[Website and app data records]
- - -

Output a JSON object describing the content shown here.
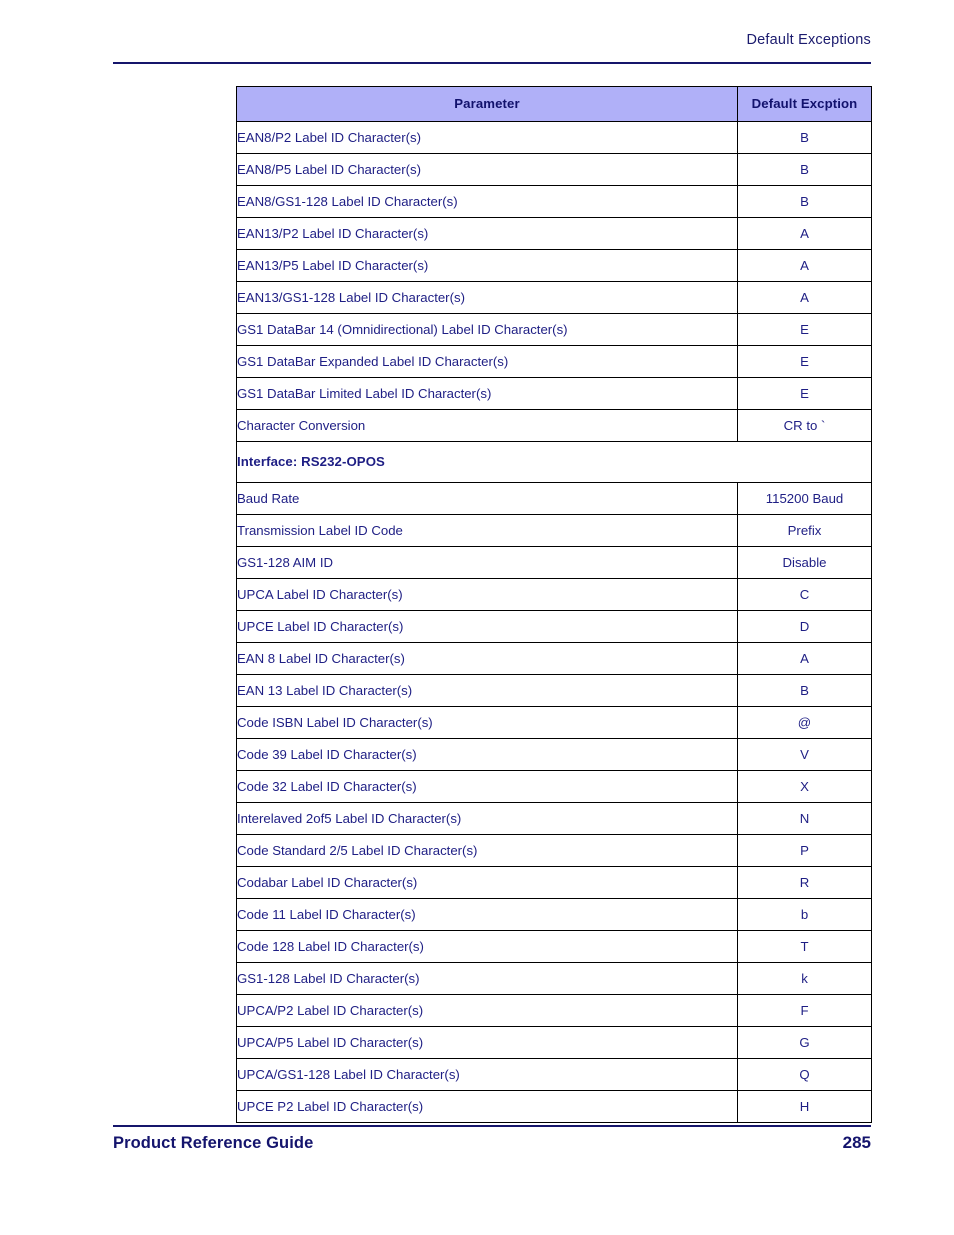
{
  "header": {
    "running_head": "Default Exceptions"
  },
  "table": {
    "columns": [
      "Parameter",
      "Default Excption"
    ],
    "rows": [
      {
        "type": "data",
        "parameter": "EAN8/P2 Label ID Character(s)",
        "value": "B"
      },
      {
        "type": "data",
        "parameter": "EAN8/P5 Label ID Character(s)",
        "value": "B"
      },
      {
        "type": "data",
        "parameter": "EAN8/GS1-128 Label ID Character(s)",
        "value": "B"
      },
      {
        "type": "data",
        "parameter": "EAN13/P2 Label ID Character(s)",
        "value": "A"
      },
      {
        "type": "data",
        "parameter": "EAN13/P5 Label ID Character(s)",
        "value": "A"
      },
      {
        "type": "data",
        "parameter": "EAN13/GS1-128 Label ID Character(s)",
        "value": "A"
      },
      {
        "type": "data",
        "parameter": "GS1 DataBar 14 (Omnidirectional) Label ID Character(s)",
        "value": "E"
      },
      {
        "type": "data",
        "parameter": "GS1 DataBar Expanded Label ID Character(s)",
        "value": "E"
      },
      {
        "type": "data",
        "parameter": "GS1 DataBar Limited Label ID Character(s)",
        "value": "E"
      },
      {
        "type": "data",
        "parameter": "Character Conversion",
        "value": "CR to `"
      },
      {
        "type": "section",
        "parameter": "Interface: RS232-OPOS",
        "value": ""
      },
      {
        "type": "data",
        "parameter": "Baud Rate",
        "value": "115200 Baud"
      },
      {
        "type": "data",
        "parameter": "Transmission Label ID Code",
        "value": "Prefix"
      },
      {
        "type": "data",
        "parameter": "GS1-128 AIM ID",
        "value": "Disable"
      },
      {
        "type": "data",
        "parameter": "UPCA Label ID Character(s)",
        "value": "C"
      },
      {
        "type": "data",
        "parameter": "UPCE Label ID Character(s)",
        "value": "D"
      },
      {
        "type": "data",
        "parameter": "EAN 8 Label ID Character(s)",
        "value": "A"
      },
      {
        "type": "data",
        "parameter": "EAN 13 Label ID Character(s)",
        "value": "B"
      },
      {
        "type": "data",
        "parameter": "Code ISBN Label ID Character(s)",
        "value": "@"
      },
      {
        "type": "data",
        "parameter": "Code 39 Label ID Character(s)",
        "value": "V"
      },
      {
        "type": "data",
        "parameter": "Code 32 Label ID Character(s)",
        "value": "X"
      },
      {
        "type": "data",
        "parameter": "Interelaved 2of5 Label ID Character(s)",
        "value": "N"
      },
      {
        "type": "data",
        "parameter": "Code Standard 2/5 Label ID Character(s)",
        "value": "P"
      },
      {
        "type": "data",
        "parameter": "Codabar Label ID Character(s)",
        "value": "R"
      },
      {
        "type": "data",
        "parameter": "Code 11 Label ID Character(s)",
        "value": "b"
      },
      {
        "type": "data",
        "parameter": "Code 128 Label ID Character(s)",
        "value": "T"
      },
      {
        "type": "data",
        "parameter": "GS1-128 Label ID Character(s)",
        "value": "k"
      },
      {
        "type": "data",
        "parameter": "UPCA/P2 Label ID Character(s)",
        "value": "F"
      },
      {
        "type": "data",
        "parameter": "UPCA/P5 Label ID Character(s)",
        "value": "G"
      },
      {
        "type": "data",
        "parameter": "UPCA/GS1-128 Label ID Character(s)",
        "value": "Q"
      },
      {
        "type": "data",
        "parameter": "UPCE P2 Label ID Character(s)",
        "value": "H"
      }
    ]
  },
  "footer": {
    "title": "Product Reference Guide",
    "page_number": "285"
  },
  "colors": {
    "header_fill": "#b0b0f8",
    "text_blue": "#1e1e84",
    "rule_blue": "#15156b",
    "border": "#000000"
  }
}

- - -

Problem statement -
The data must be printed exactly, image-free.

Worked solution -
Output a JSON object describing the content shown here.
{
  "header": {
    "running_head": "Default Exceptions"
  },
  "table": {
    "columns": [
      "Parameter",
      "Default Excption"
    ],
    "rows": [
      {
        "type": "data",
        "parameter": "EAN8/P2 Label ID Character(s)",
        "value": "B"
      },
      {
        "type": "data",
        "parameter": "EAN8/P5 Label ID Character(s)",
        "value": "B"
      },
      {
        "type": "data",
        "parameter": "EAN8/GS1-128 Label ID Character(s)",
        "value": "B"
      },
      {
        "type": "data",
        "parameter": "EAN13/P2 Label ID Character(s)",
        "value": "A"
      },
      {
        "type": "data",
        "parameter": "EAN13/P5 Label ID Character(s)",
        "value": "A"
      },
      {
        "type": "data",
        "parameter": "EAN13/GS1-128 Label ID Character(s)",
        "value": "A"
      },
      {
        "type": "data",
        "parameter": "GS1 DataBar 14 (Omnidirectional) Label ID Character(s)",
        "value": "E"
      },
      {
        "type": "data",
        "parameter": "GS1 DataBar Expanded Label ID Character(s)",
        "value": "E"
      },
      {
        "type": "data",
        "parameter": "GS1 DataBar Limited Label ID Character(s)",
        "value": "E"
      },
      {
        "type": "data",
        "parameter": "Character Conversion",
        "value": "CR to `"
      },
      {
        "type": "section",
        "parameter": "Interface: RS232-OPOS",
        "value": ""
      },
      {
        "type": "data",
        "parameter": "Baud Rate",
        "value": "115200 Baud"
      },
      {
        "type": "data",
        "parameter": "Transmission Label ID Code",
        "value": "Prefix"
      },
      {
        "type": "data",
        "parameter": "GS1-128 AIM ID",
        "value": "Disable"
      },
      {
        "type": "data",
        "parameter": "UPCA Label ID Character(s)",
        "value": "C"
      },
      {
        "type": "data",
        "parameter": "UPCE Label ID Character(s)",
        "value": "D"
      },
      {
        "type": "data",
        "parameter": "EAN 8 Label ID Character(s)",
        "value": "A"
      },
      {
        "type": "data",
        "parameter": "EAN 13 Label ID Character(s)",
        "value": "B"
      },
      {
        "type": "data",
        "parameter": "Code ISBN Label ID Character(s)",
        "value": "@"
      },
      {
        "type": "data",
        "parameter": "Code 39 Label ID Character(s)",
        "value": "V"
      },
      {
        "type": "data",
        "parameter": "Code 32 Label ID Character(s)",
        "value": "X"
      },
      {
        "type": "data",
        "parameter": "Interelaved 2of5 Label ID Character(s)",
        "value": "N"
      },
      {
        "type": "data",
        "parameter": "Code Standard 2/5 Label ID Character(s)",
        "value": "P"
      },
      {
        "type": "data",
        "parameter": "Codabar Label ID Character(s)",
        "value": "R"
      },
      {
        "type": "data",
        "parameter": "Code 11 Label ID Character(s)",
        "value": "b"
      },
      {
        "type": "data",
        "parameter": "Code 128 Label ID Character(s)",
        "value": "T"
      },
      {
        "type": "data",
        "parameter": "GS1-128 Label ID Character(s)",
        "value": "k"
      },
      {
        "type": "data",
        "parameter": "UPCA/P2 Label ID Character(s)",
        "value": "F"
      },
      {
        "type": "data",
        "parameter": "UPCA/P5 Label ID Character(s)",
        "value": "G"
      },
      {
        "type": "data",
        "parameter": "UPCA/GS1-128 Label ID Character(s)",
        "value": "Q"
      },
      {
        "type": "data",
        "parameter": "UPCE P2 Label ID Character(s)",
        "value": "H"
      }
    ]
  },
  "footer": {
    "title": "Product Reference Guide",
    "page_number": "285"
  },
  "colors": {
    "header_fill": "#b0b0f8",
    "text_blue": "#1e1e84",
    "rule_blue": "#15156b",
    "border": "#000000"
  }
}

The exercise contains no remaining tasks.